The word neurodiverse itself is a big win because it is a neutral label that has a purpose yet doesn’t focus on a negative. It suggests that whilst labels may still be needed sometimes they can have a positive impact and create a sense of community rather than bringing shame.

So, when you go into a business, do you assess the workforce or the set up?

Both. Level one is making adjustments for individual workers that we know work because we've tried them in different scenarios. These are the things that people report are helpful and managers report as improving performance, they could be coaching interventions to find workarounds for specific functional problems (e.g. time management of organisational skills) or they could be environment changes. But what we won't do is say, ‘For ADHD do this. For autism do this. For dyslexia do this.’

By targeting it at the functional level we get around the idea of needing to have accurate diagnoses and we can be more general. Also, that's compliant with Equality Act legislation. The Equality Act doesn't name conditions, it names functional difficulties that are chronic and persist. The legislative obligation isn’t for the employer to know what the condition is. The employer isn't a medic. The employer is trying to negotiate between individual capability and the demands of that environment.

Is investing in environmental adjustments a good tool to retain employees over time?

Absolutely. 90% of the people we coach keep their jobs. 10% of them move to different organisations, which is a good thing because they were just in the wrong job, while another 25% are promoted. Adjustments do work and can be even more cost effective by not waiting for people to make mistakes and then applying something retroactively. You lose quite a lot of goodwill when that happens because by the time they get to actually getting the help they need they've probably been through performance management, a few rounds of capability assessment or dodgy appraisals that have created a self-esteem issue or might have created a frustration within their team or their supervisor.

So, the onus is very much on how the team works.

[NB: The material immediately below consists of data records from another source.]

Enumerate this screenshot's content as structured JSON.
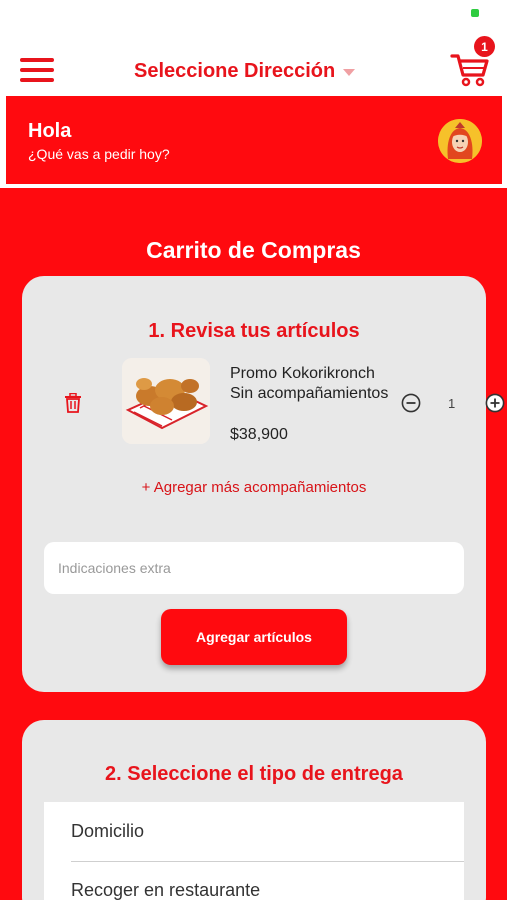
{
  "header": {
    "address_label": "Seleccione Dirección",
    "cart_count": "1"
  },
  "greeting": {
    "title": "Hola",
    "subtitle": "¿Qué vas a pedir hoy?"
  },
  "cart": {
    "title": "Carrito de Compras",
    "section1": {
      "title": "1. Revisa tus artículos",
      "items": [
        {
          "name": "Promo Kokorikronch Sin acompañamientos",
          "price": "$38,900",
          "quantity": "1"
        }
      ],
      "add_sides_link": "+ Agregar más acompañamientos",
      "extra_placeholder": "Indicaciones extra",
      "add_items_button": "Agregar artículos"
    },
    "section2": {
      "title": "2. Seleccione el tipo de entrega",
      "options": [
        "Domicilio",
        "Recoger en restaurante"
      ]
    }
  },
  "colors": {
    "primary": "#ff0a0f",
    "accent_text": "#e8141c",
    "card_bg": "#e8e8e8"
  },
  "icons": {
    "menu": "hamburger-icon",
    "cart": "shopping-cart-icon",
    "delete": "trash-icon",
    "decrease": "minus-circle-icon",
    "increase": "plus-circle-icon"
  }
}
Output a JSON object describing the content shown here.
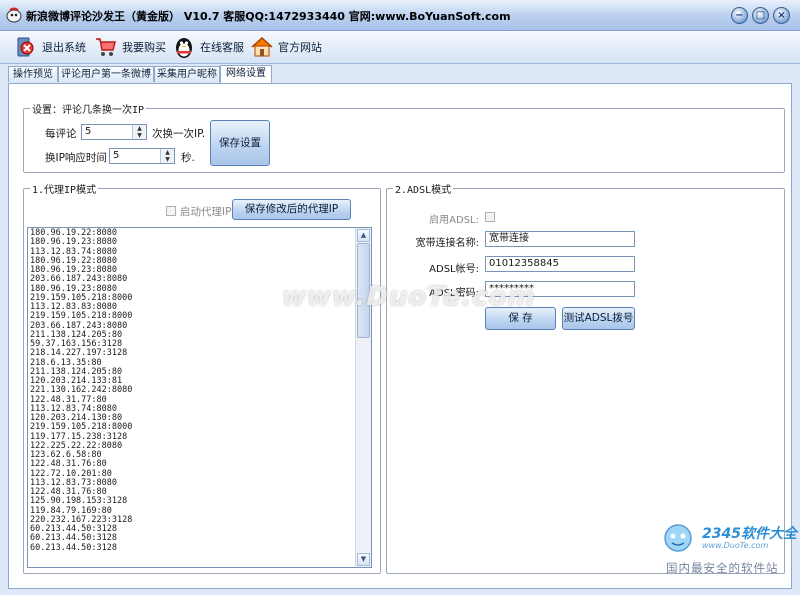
{
  "window": {
    "title": "新浪微博评论沙发王（黄金版） V10.7 客服QQ:1472933440 官网:www.BoYuanSoft.com"
  },
  "toolbar": {
    "exit": "退出系统",
    "buy": "我要购买",
    "support": "在线客服",
    "website": "官方网站"
  },
  "tabs": [
    "操作预览",
    "评论用户第一条微博",
    "采集用户昵称",
    "网络设置"
  ],
  "settings": {
    "title": "设置：评论几条换一次IP",
    "per_comment_label": "每评论",
    "per_comment_value": "5",
    "per_comment_suffix": "次换一次IP.",
    "response_label": "换IP响应时间",
    "response_value": "5",
    "response_unit": "秒.",
    "save_button": "保存设置"
  },
  "proxy": {
    "title": "1.代理IP模式",
    "enable_label": "启动代理IP",
    "enable_checked": false,
    "save_button": "保存修改后的代理IP",
    "list": [
      "180.96.19.22:8080",
      "180.96.19.23:8080",
      "113.12.83.74:8080",
      "180.96.19.22:8080",
      "180.96.19.23:8080",
      "203.66.187.243:8080",
      "180.96.19.23:8080",
      "219.159.105.218:8000",
      "113.12.83.83:8080",
      "219.159.105.218:8000",
      "203.66.187.243:8080",
      "211.138.124.205:80",
      "59.37.163.156:3128",
      "218.14.227.197:3128",
      "218.6.13.35:80",
      "211.138.124.205:80",
      "120.203.214.133:81",
      "221.130.162.242:8080",
      "122.48.31.77:80",
      "113.12.83.74:8080",
      "120.203.214.130:80",
      "219.159.105.218:8000",
      "119.177.15.238:3128",
      "122.225.22.22:8080",
      "123.62.6.58:80",
      "122.48.31.76:80",
      "122.72.10.201:80",
      "113.12.83.73:8080",
      "122.48.31.76:80",
      "125.90.198.153:3128",
      "119.84.79.169:80",
      "220.232.167.223:3128",
      "60.213.44.50:3128",
      "60.213.44.50:3128",
      "60.213.44.50:3128"
    ]
  },
  "adsl": {
    "title": "2.ADSL模式",
    "enable_label": "启用ADSL:",
    "enable_checked": false,
    "connection_label": "宽带连接名称:",
    "connection_value": "宽带连接",
    "account_label": "ADSL帐号:",
    "account_value": "01012358845",
    "password_label": "ADSL密码:",
    "password_value": "*********",
    "save_button": "保 存",
    "test_button": "测试ADSL拨号"
  },
  "watermarks": {
    "duote": "www.DuoTe.com",
    "brand": "2345软件大全",
    "site": "www.DuoTe.com",
    "slogan": "国内最安全的软件站"
  }
}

Are there problems with fitting neurodiverse people in with more general teams?

Sometimes neurodiverse patterns clash. To be very stereotypical, autistic people may want to follow rules, people with ADHD like to break rules. Some people think visually, some people think verbally so you can find that the patterns are conflicting within a team and that you need to negotiate compromises that don't have a very clear right and wrong. That's what I'm calling the second level neurodiversity. We're doing more and more consultancy around that at the moment for businesses looking at what do you do in those circumstances. We can’t give you an answer for each clash, but we can train a process that allows fair assessment of reasonable compromise.

Is seeking people out with neurodiversity, progressive or exploitative?

You’re talking about deliberate inclusion. Where the world is at right now is deliberate inclusion where tech companies hire autistic coders or GCHQ hire dyslexic analysts because they think creatively, or AT&T having call centres staffed exclusively with people who are visually impaired because they can listen better. Is it exploitative? In some situations, yes, and there are some circles that cynically refer to that as ‘marketing inclusion’ because it's something we do to tick our corporate social responsibility box and it makes us look good. I'm less cynical about that.

We don't want to get to a place of tokenism as we have sometimes seen with the deliberate inclusion of people of colour where someone may feel that they are the token diversity hire. We've got to be doing it with purpose as a means of feeding skilled individuals throughout an organisation as opposed to an end point in itself.

I think that's what makes it non-exploitative. And it’s exciting to me, because for two decades I’ve campaigned for inclusion and we’re finally doing it because of what people can do, not because it’s a public service project. The talent pool aim of deliberate inclusion projects is a real step change that I’m delighted to see happen. From these programs we can really branch out into systemic inclusion, where we find a blend of generalist and diverse specialist thinkers a normal part of organisational culture.